economic-crisis

Endowed with all the virgin resources and many industries to explore, Africa has the opportunity to become a global powerhouse in the next 20 years. However, in order to tap into this opportunity Africa will need to leverage the power of its youth

Youth unemployment is a major issue challenging a sustainable growth of the African economies as well as the very future of the African youth. In Ghana, there are about 53 universities and polytechnics producing about 250,000 graduates per year to fill the job market. However, only about 20 % of them are able to secure a permanent job after school. Most of them has no other option than to become part of the informal sector, enter into small sole proprietorships or join the armed forces in order to make a living.
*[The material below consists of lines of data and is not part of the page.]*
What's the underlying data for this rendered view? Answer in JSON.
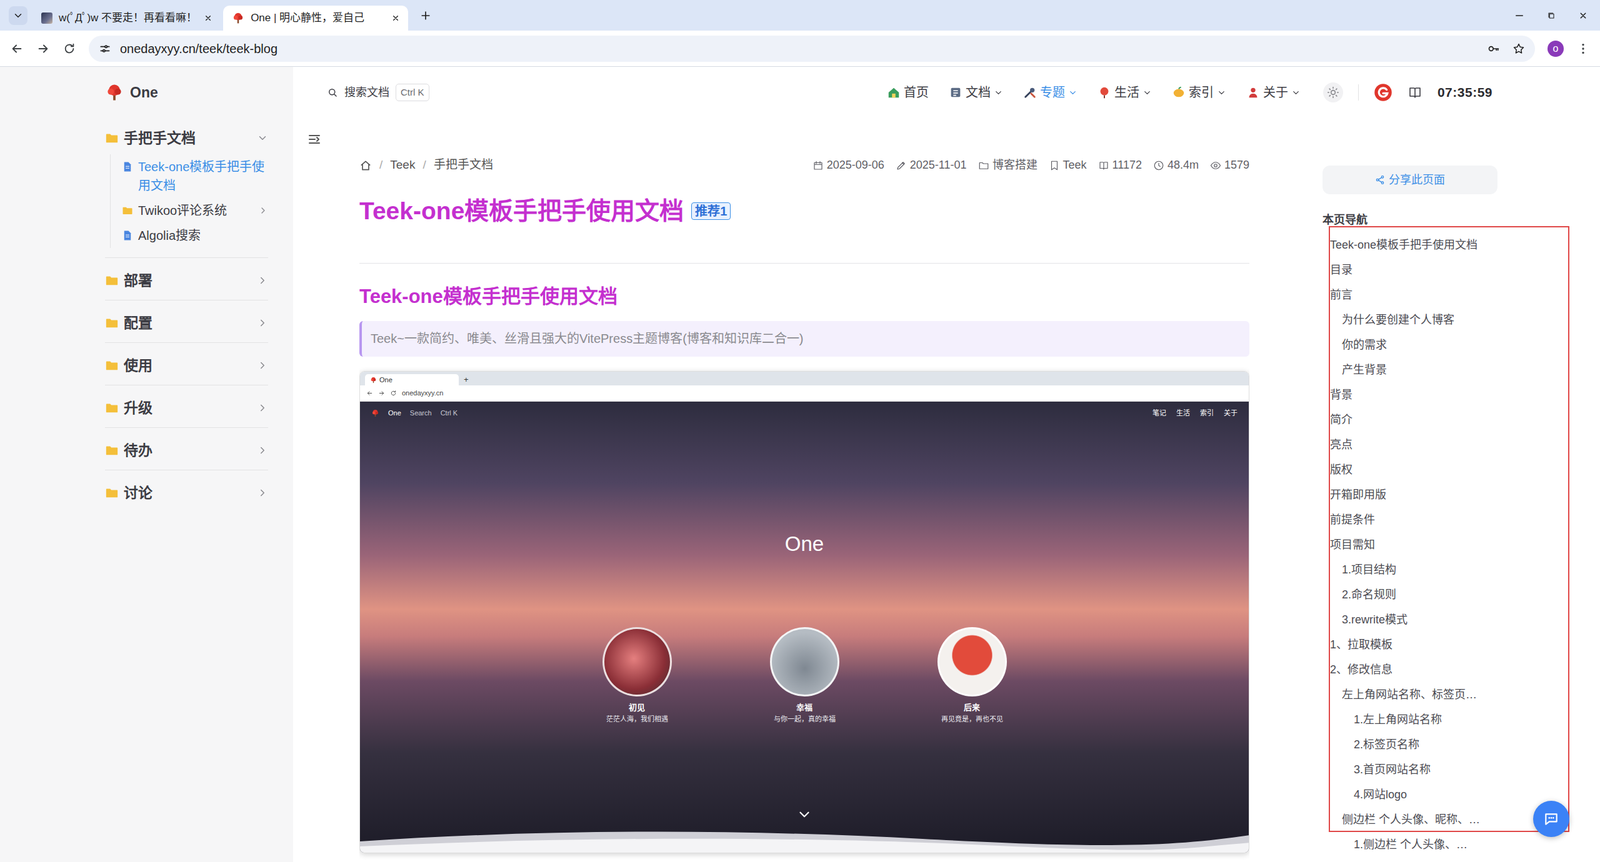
{
  "browser": {
    "tabs": [
      {
        "label": "w(ﾟДﾟ)w 不要走！再看看嘛！",
        "selected": false,
        "kind": "photo"
      },
      {
        "label": "One | 明心静性，爱自己",
        "selected": true,
        "kind": "logo"
      }
    ],
    "url": "onedayxyy.cn/teek/teek-blog",
    "profile": "o"
  },
  "site": {
    "logo": "One"
  },
  "sidebar": {
    "groups": [
      {
        "label": "手把手文档",
        "expanded": true,
        "children": [
          {
            "label": "Teek-one模板手把手使用文档",
            "kind": "doc",
            "selected": true
          },
          {
            "label": "Twikoo评论系统",
            "kind": "folder",
            "selected": false
          },
          {
            "label": "Algolia搜索",
            "kind": "doc",
            "selected": false
          }
        ]
      },
      {
        "label": "部署",
        "expanded": false,
        "children": []
      },
      {
        "label": "配置",
        "expanded": false,
        "children": []
      },
      {
        "label": "使用",
        "expanded": false,
        "children": []
      },
      {
        "label": "升级",
        "expanded": false,
        "children": []
      },
      {
        "label": "待办",
        "expanded": false,
        "children": []
      },
      {
        "label": "讨论",
        "expanded": false,
        "children": []
      }
    ]
  },
  "header": {
    "search": {
      "label": "搜索文档",
      "shortcut": "Ctrl K"
    },
    "nav": [
      {
        "label": "首页",
        "dropdown": false,
        "selected": false
      },
      {
        "label": "文档",
        "dropdown": true,
        "selected": false
      },
      {
        "label": "专题",
        "dropdown": true,
        "selected": true
      },
      {
        "label": "生活",
        "dropdown": true,
        "selected": false
      },
      {
        "label": "索引",
        "dropdown": true,
        "selected": false
      },
      {
        "label": "关于",
        "dropdown": true,
        "selected": false
      }
    ],
    "time": "07:35:59"
  },
  "breadcrumb": {
    "separator": "/",
    "items": [
      "Teek",
      "手把手文档"
    ]
  },
  "meta": [
    {
      "kind": "created",
      "text": "2025-09-06"
    },
    {
      "kind": "updated",
      "text": "2025-11-01"
    },
    {
      "kind": "category",
      "text": "博客搭建"
    },
    {
      "kind": "tag",
      "text": "Teek"
    },
    {
      "kind": "words",
      "text": "11172"
    },
    {
      "kind": "reading",
      "text": "48.4m"
    },
    {
      "kind": "views",
      "text": "1579"
    }
  ],
  "article": {
    "title": "Teek-one模板手把手使用文档",
    "badge": "推荐1",
    "heading": "Teek-one模板手把手使用文档",
    "quote": "Teek~一款简约、唯美、丝滑且强大的VitePress主题博客(博客和知识库二合一)",
    "preview": {
      "tab": "One",
      "new_tab": "+",
      "url": "onedayxyy.cn",
      "logo": "One",
      "search": "Search",
      "shortcut": "Ctrl K",
      "nav": [
        "笔记",
        "生活",
        "索引",
        "关于"
      ],
      "hero_title": "One",
      "cards": [
        {
          "title": "初见",
          "caption": "茫茫人海，我们相遇"
        },
        {
          "title": "幸福",
          "caption": "与你一起，真的幸福"
        },
        {
          "title": "后来",
          "caption": "再见竟是，再也不见"
        }
      ]
    }
  },
  "aside": {
    "share": "分享此页面",
    "toc_title": "本页导航",
    "toc": [
      {
        "label": "Teek-one模板手把手使用文档",
        "depth": 1,
        "boxed": true
      },
      {
        "label": "目录",
        "depth": 1,
        "boxed": true
      },
      {
        "label": "前言",
        "depth": 1,
        "boxed": true
      },
      {
        "label": "为什么要创建个人博客",
        "depth": 2,
        "boxed": true
      },
      {
        "label": "你的需求",
        "depth": 2,
        "boxed": true
      },
      {
        "label": "产生背景",
        "depth": 2,
        "boxed": true
      },
      {
        "label": "背景",
        "depth": 1,
        "boxed": true
      },
      {
        "label": "简介",
        "depth": 1,
        "boxed": true
      },
      {
        "label": "亮点",
        "depth": 1,
        "boxed": true
      },
      {
        "label": "版权",
        "depth": 1,
        "boxed": true
      },
      {
        "label": "开箱即用版",
        "depth": 1,
        "boxed": true
      },
      {
        "label": "前提条件",
        "depth": 1,
        "boxed": true
      },
      {
        "label": "项目需知",
        "depth": 1,
        "boxed": true
      },
      {
        "label": "1.项目结构",
        "depth": 2,
        "boxed": true
      },
      {
        "label": "2.命名规则",
        "depth": 2,
        "boxed": true
      },
      {
        "label": "3.rewrite模式",
        "depth": 2,
        "boxed": true
      },
      {
        "label": "1、拉取模板",
        "depth": 1,
        "boxed": true
      },
      {
        "label": "2、修改信息",
        "depth": 1,
        "boxed": true
      },
      {
        "label": "左上角网站名称、标签页…",
        "depth": 2,
        "boxed": true
      },
      {
        "label": "1.左上角网站名称",
        "depth": 3,
        "boxed": true
      },
      {
        "label": "2.标签页名称",
        "depth": 3,
        "boxed": true
      },
      {
        "label": "3.首页网站名称",
        "depth": 3,
        "boxed": true
      },
      {
        "label": "4.网站logo",
        "depth": 3,
        "boxed": true
      },
      {
        "label": "侧边栏 个人头像、昵称、…",
        "depth": 2,
        "boxed": true
      },
      {
        "label": "1.侧边栏 个人头像、…",
        "depth": 3,
        "boxed": false
      }
    ]
  }
}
Those less privileged ends up on the street engaging in illicit acts such as sex trade, robbery and scamming. The government seems to be doing its best to resolve this issue but it has turned into a “white elephant”.

Government, despite its good intentions, seems to be doing more damage than heal. By employing Chinese engineers and other foreign experts to build most of the infrastructures, the well- qualified Ghanaian engineers are forced to do take small jobs for which they are overqualified. W e shall ask ourselves, why the Gov’t still calls for foreign aid to solve unemployment issues.

Ironically, in the newly developed oil industry in western region of Ghana, a local content law was passed to make the oil industry employ 90% of its labor with local talent but in reality it is only on paper not in practice. Chinese are taking over African economies;  they already own many of the wholesale and retail business in the country.

If this is case then, what is the real impact of African GDP growth in the African people. A time may even come where  African will be made to study Chinese as a major subject in school if care is not taking and right measures are not put in place. Not that learning Chinese would be a problem in itself, but definitively the African youth has already a lot to eat before. No wonder some musicians are even named with names such as kweku chinese” and “kofi korea”

I strongly believe and wish something can be done to resolve this issue by our political leaders realizing and promoting ‘made in Africa’ products and also, patronizing our own trained expertise. Not to even talk of calling on our brothers and sisters in the diaspora with their acquired expertise from the western world. But this is a matter for another post.

Emmanuel Acquah

A.Y.G